(Website and app data records)
* * *

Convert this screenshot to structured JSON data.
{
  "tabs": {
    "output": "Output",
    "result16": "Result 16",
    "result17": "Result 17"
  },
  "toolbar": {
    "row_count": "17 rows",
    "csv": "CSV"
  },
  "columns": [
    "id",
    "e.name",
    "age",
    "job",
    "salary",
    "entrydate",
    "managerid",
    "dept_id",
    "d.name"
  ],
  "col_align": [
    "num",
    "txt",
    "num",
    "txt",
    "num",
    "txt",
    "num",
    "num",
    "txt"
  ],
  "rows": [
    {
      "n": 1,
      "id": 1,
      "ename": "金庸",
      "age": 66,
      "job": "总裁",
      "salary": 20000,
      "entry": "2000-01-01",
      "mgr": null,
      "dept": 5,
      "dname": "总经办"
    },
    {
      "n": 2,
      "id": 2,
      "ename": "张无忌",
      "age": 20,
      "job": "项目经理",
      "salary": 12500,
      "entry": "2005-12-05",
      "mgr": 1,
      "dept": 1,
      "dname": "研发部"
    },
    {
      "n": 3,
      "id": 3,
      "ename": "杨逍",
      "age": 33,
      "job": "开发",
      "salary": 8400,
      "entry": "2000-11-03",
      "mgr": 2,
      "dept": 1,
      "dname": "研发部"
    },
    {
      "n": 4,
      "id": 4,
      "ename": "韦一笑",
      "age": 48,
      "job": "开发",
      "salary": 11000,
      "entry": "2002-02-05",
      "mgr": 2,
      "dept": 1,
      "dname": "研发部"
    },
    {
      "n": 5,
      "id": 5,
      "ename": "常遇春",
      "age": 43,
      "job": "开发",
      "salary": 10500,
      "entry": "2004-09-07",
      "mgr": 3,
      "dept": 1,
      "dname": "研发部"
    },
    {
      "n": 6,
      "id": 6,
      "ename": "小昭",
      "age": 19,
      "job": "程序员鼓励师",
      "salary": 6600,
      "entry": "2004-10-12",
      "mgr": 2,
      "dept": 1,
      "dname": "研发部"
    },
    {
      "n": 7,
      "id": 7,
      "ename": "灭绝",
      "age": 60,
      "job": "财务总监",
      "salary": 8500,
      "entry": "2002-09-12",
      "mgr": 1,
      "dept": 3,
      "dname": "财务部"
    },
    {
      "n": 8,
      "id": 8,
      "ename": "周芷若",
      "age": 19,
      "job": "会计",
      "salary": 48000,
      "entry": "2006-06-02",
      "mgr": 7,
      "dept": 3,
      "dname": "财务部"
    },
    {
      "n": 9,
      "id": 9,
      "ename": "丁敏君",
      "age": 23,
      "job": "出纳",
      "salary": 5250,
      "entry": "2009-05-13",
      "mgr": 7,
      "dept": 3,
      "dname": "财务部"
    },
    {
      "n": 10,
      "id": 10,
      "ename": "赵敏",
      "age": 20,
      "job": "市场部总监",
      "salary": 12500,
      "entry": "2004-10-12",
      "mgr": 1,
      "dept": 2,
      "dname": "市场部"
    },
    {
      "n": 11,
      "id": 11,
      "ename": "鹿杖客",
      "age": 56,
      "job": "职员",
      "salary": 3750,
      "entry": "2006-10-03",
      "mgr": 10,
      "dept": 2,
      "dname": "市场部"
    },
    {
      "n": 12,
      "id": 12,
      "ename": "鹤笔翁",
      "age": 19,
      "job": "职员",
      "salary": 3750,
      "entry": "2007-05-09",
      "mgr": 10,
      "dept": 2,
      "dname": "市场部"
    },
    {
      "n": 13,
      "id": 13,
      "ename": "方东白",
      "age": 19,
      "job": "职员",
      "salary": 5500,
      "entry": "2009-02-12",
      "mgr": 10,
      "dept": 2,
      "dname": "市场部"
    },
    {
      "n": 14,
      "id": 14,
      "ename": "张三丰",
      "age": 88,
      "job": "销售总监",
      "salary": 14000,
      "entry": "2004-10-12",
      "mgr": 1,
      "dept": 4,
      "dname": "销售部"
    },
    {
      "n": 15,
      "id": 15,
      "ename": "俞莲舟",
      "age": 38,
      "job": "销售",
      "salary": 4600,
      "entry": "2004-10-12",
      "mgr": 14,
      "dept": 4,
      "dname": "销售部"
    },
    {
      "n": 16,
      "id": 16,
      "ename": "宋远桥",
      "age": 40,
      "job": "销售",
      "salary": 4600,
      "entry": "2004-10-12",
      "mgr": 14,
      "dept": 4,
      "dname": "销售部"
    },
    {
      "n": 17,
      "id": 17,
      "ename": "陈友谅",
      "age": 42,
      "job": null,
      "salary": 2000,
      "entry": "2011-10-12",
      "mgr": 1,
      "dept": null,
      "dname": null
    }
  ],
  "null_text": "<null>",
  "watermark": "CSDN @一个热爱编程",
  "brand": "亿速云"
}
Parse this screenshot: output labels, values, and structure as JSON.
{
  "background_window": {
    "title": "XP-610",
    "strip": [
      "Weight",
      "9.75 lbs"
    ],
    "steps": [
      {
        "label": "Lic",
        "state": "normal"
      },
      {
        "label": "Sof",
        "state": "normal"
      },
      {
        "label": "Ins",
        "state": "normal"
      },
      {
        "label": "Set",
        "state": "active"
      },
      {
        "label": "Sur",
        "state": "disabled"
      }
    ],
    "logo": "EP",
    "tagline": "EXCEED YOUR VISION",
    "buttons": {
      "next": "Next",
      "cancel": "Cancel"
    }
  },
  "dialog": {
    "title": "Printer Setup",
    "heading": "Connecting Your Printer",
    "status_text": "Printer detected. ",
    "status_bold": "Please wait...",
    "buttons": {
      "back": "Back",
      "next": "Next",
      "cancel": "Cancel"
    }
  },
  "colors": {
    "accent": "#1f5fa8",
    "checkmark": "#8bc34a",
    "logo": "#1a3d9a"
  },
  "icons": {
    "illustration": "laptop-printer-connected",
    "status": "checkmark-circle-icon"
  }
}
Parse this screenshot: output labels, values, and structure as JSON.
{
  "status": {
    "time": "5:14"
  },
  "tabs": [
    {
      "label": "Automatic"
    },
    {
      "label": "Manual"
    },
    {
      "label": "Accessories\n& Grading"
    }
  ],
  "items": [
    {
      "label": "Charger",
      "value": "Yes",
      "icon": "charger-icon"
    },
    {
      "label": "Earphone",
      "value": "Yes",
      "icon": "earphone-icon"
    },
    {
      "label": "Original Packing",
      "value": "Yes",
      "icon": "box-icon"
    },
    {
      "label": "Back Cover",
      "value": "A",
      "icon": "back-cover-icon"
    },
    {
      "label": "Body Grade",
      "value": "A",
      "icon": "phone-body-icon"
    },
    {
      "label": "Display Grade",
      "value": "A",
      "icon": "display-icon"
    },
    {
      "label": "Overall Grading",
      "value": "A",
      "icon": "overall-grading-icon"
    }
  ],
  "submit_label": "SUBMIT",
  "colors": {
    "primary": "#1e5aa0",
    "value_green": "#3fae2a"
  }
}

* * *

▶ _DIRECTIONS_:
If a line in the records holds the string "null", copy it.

▶ _ANSWER FOR THE TASK_:
      "mgr": null,
      "job": null,
      "dept": null,
      "dname": null
  "null_text": "<null>",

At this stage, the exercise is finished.